Task input -
------------------------------------------------------------
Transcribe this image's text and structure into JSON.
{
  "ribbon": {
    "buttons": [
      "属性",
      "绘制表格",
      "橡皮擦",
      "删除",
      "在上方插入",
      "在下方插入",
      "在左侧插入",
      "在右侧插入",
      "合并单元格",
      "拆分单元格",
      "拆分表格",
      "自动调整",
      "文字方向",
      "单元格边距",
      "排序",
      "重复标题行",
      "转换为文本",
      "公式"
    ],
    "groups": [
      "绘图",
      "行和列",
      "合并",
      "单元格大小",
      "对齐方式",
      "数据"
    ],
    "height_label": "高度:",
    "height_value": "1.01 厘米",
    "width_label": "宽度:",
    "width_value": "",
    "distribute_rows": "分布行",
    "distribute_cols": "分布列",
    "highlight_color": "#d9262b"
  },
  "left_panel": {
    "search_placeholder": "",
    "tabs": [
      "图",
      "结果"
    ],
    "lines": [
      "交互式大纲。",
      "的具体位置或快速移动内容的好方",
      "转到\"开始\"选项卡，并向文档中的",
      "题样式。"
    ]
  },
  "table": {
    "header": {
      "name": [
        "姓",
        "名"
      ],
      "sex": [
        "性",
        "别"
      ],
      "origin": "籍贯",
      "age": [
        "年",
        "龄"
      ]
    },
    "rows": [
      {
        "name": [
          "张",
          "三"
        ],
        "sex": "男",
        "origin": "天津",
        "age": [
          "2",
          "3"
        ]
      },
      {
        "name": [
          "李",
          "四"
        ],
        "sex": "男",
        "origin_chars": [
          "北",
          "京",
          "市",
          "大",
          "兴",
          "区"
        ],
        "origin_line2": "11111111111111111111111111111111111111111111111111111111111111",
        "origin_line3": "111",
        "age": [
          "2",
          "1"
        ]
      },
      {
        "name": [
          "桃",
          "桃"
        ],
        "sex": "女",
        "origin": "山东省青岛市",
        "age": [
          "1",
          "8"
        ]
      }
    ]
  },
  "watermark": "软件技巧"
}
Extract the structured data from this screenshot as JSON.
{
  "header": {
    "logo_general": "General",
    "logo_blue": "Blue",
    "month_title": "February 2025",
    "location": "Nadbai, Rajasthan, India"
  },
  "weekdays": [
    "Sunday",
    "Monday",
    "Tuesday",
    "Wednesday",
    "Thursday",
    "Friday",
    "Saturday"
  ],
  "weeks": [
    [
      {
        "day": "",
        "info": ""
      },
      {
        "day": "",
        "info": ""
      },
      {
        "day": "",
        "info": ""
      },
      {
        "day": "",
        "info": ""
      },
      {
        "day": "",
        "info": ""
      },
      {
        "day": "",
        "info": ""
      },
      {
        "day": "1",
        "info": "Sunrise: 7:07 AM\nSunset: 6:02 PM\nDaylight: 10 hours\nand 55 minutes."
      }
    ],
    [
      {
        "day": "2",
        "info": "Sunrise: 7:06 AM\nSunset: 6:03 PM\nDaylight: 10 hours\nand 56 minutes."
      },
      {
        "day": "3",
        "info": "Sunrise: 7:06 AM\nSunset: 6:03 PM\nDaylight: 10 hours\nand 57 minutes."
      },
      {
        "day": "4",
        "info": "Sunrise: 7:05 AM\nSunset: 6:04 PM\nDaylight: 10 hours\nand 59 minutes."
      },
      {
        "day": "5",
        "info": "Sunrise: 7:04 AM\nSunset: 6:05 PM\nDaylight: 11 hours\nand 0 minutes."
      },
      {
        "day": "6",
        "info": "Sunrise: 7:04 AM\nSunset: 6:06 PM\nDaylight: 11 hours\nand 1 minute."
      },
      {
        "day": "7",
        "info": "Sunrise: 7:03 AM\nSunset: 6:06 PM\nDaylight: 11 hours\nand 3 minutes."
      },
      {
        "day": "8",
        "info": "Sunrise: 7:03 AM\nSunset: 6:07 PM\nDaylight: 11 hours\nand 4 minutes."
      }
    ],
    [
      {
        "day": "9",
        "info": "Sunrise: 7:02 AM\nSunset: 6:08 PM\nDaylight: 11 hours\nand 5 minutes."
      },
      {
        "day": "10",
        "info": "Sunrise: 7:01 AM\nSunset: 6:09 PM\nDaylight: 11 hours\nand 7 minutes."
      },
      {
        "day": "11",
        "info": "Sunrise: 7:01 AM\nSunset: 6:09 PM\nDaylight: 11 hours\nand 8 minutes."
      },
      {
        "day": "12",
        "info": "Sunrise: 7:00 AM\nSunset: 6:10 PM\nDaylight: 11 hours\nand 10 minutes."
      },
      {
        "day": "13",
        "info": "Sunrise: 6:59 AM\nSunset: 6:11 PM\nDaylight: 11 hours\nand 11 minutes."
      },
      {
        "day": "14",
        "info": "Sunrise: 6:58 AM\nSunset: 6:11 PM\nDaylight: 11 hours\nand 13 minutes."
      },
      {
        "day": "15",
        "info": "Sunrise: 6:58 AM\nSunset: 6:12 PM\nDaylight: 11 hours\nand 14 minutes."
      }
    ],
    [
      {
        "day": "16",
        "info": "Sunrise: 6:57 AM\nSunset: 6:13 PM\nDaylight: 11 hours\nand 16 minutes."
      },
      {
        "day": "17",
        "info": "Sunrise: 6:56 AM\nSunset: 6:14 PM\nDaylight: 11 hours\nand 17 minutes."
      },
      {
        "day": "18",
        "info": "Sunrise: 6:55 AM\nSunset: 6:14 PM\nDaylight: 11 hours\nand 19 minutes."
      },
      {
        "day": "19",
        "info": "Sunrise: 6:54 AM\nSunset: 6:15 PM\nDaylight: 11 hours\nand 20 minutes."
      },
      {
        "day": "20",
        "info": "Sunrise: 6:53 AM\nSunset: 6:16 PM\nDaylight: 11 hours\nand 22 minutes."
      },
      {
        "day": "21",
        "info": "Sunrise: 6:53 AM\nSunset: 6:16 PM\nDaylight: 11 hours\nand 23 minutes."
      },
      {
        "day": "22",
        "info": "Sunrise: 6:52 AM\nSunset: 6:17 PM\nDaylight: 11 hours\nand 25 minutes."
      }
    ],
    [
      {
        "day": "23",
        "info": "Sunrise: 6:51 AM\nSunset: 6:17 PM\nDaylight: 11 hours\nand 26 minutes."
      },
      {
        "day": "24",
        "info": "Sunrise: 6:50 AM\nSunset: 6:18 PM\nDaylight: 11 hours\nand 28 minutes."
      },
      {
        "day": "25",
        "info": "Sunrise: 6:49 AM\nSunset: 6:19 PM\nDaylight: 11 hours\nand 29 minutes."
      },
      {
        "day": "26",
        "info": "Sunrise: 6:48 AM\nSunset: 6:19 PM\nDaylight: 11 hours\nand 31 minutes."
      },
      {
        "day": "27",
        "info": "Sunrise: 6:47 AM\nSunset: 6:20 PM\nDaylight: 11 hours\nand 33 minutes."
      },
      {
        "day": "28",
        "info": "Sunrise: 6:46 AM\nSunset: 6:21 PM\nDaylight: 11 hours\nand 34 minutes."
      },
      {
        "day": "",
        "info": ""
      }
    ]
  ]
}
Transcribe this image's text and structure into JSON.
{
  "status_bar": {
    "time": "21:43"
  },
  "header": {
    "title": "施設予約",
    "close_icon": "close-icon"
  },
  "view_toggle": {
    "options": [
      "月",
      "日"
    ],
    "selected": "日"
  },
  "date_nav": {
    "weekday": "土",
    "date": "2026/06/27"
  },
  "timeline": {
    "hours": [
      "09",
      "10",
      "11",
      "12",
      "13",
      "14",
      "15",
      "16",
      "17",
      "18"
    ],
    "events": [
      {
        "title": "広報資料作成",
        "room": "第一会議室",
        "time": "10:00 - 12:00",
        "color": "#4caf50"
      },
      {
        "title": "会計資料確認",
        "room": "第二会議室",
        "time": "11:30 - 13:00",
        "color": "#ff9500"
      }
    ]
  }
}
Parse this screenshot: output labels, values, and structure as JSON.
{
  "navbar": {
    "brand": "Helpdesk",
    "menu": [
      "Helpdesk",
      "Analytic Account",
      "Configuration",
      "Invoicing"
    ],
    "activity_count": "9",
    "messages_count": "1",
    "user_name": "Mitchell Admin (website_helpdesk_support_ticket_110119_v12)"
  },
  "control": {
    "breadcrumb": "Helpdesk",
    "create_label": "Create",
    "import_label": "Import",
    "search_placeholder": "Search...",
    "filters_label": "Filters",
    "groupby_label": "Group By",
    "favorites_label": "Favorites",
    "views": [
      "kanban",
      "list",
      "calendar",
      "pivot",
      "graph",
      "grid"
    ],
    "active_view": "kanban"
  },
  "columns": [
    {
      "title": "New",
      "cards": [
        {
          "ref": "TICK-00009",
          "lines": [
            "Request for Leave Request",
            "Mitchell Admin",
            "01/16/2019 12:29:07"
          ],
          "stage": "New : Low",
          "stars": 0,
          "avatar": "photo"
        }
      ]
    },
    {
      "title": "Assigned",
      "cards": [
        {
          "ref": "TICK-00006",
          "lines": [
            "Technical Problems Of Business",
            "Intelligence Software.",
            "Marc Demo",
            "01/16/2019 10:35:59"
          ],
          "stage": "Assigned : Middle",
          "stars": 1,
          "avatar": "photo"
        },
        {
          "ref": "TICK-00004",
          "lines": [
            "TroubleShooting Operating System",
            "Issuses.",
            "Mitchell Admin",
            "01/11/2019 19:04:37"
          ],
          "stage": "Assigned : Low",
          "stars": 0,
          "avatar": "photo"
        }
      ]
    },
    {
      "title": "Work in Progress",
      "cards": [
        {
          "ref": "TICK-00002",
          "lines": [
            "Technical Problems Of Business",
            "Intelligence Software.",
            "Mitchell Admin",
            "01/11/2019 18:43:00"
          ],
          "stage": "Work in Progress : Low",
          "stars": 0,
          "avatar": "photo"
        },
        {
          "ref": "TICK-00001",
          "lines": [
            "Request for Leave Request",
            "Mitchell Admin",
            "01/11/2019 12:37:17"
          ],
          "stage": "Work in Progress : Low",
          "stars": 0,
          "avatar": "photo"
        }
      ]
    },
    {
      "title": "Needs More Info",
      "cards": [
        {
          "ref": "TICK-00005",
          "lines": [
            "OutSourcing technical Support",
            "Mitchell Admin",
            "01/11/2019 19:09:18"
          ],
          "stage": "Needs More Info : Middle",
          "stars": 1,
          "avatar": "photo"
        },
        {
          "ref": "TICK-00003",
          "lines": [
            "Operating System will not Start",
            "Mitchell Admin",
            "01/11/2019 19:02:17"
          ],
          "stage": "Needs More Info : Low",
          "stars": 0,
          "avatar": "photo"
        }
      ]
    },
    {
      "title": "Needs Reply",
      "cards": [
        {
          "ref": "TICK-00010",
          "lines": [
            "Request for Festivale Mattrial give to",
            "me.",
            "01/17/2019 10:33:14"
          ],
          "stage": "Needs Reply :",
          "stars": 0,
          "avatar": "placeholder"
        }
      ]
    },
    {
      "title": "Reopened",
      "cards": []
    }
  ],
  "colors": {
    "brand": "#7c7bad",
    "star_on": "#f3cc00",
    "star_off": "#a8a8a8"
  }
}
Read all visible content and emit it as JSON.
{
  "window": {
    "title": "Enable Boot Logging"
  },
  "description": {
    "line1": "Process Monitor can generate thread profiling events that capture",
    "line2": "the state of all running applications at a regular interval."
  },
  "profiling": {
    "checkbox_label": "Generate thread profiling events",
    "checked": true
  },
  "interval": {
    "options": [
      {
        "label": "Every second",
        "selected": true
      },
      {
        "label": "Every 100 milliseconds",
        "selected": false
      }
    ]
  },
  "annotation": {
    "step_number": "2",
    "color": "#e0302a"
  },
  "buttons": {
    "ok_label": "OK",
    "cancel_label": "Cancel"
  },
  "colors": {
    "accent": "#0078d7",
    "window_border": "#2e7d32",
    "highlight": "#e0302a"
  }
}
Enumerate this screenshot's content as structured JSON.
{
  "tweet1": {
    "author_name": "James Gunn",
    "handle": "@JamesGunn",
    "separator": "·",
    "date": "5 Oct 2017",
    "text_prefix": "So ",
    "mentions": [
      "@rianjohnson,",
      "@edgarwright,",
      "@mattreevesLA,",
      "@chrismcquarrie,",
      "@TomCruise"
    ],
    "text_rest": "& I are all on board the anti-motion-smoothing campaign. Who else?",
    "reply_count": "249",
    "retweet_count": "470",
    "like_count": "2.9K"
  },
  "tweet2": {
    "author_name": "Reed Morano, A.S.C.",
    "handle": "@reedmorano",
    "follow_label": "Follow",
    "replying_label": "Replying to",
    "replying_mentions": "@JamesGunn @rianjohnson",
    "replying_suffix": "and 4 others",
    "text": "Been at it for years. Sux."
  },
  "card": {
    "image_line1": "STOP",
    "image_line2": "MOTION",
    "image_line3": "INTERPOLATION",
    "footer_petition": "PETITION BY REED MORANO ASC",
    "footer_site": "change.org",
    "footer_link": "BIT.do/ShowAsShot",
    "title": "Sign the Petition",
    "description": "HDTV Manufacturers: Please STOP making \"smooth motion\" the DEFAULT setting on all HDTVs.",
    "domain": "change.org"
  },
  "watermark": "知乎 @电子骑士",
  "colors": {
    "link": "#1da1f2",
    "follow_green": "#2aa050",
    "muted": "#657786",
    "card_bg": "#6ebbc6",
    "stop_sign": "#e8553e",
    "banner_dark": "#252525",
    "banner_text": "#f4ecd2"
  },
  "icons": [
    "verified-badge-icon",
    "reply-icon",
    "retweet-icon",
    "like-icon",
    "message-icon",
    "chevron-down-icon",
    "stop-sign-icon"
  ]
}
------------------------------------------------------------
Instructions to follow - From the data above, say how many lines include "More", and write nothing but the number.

Solution to the exercise - 3